▶ _ACTIVITY_
Each line below with the string "JSON" should be copied.

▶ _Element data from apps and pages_
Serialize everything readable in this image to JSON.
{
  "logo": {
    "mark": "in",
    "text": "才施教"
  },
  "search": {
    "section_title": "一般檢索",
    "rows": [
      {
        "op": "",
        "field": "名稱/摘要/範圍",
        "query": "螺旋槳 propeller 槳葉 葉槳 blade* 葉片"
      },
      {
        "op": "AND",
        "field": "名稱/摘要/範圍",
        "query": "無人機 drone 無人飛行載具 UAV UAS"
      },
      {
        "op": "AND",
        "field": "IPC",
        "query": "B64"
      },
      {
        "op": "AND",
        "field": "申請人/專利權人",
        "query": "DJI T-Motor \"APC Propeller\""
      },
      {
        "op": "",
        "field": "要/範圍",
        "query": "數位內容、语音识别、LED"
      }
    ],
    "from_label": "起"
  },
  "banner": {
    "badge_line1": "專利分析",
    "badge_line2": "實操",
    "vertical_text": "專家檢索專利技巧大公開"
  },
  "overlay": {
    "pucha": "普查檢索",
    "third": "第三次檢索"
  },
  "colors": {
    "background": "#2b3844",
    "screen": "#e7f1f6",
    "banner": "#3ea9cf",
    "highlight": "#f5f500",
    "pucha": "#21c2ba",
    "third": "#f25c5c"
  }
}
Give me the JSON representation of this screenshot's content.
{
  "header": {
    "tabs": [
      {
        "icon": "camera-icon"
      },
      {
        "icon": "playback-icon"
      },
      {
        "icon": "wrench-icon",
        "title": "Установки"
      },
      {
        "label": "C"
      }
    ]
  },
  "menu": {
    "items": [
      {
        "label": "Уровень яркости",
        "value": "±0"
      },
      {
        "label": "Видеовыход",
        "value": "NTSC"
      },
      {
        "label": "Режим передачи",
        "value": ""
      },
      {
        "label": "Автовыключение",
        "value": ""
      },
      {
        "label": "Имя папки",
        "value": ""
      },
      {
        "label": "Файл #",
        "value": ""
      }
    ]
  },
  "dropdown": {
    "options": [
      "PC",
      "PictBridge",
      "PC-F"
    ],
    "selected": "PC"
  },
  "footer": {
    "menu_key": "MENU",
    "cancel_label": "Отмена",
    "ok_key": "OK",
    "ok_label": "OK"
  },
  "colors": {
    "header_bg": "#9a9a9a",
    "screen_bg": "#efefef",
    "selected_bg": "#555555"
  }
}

▶ _ANSWER TO THE PROBLEM_
Serialize everything readable in this image to JSON.
Give me the JSON representation of this screenshot's content.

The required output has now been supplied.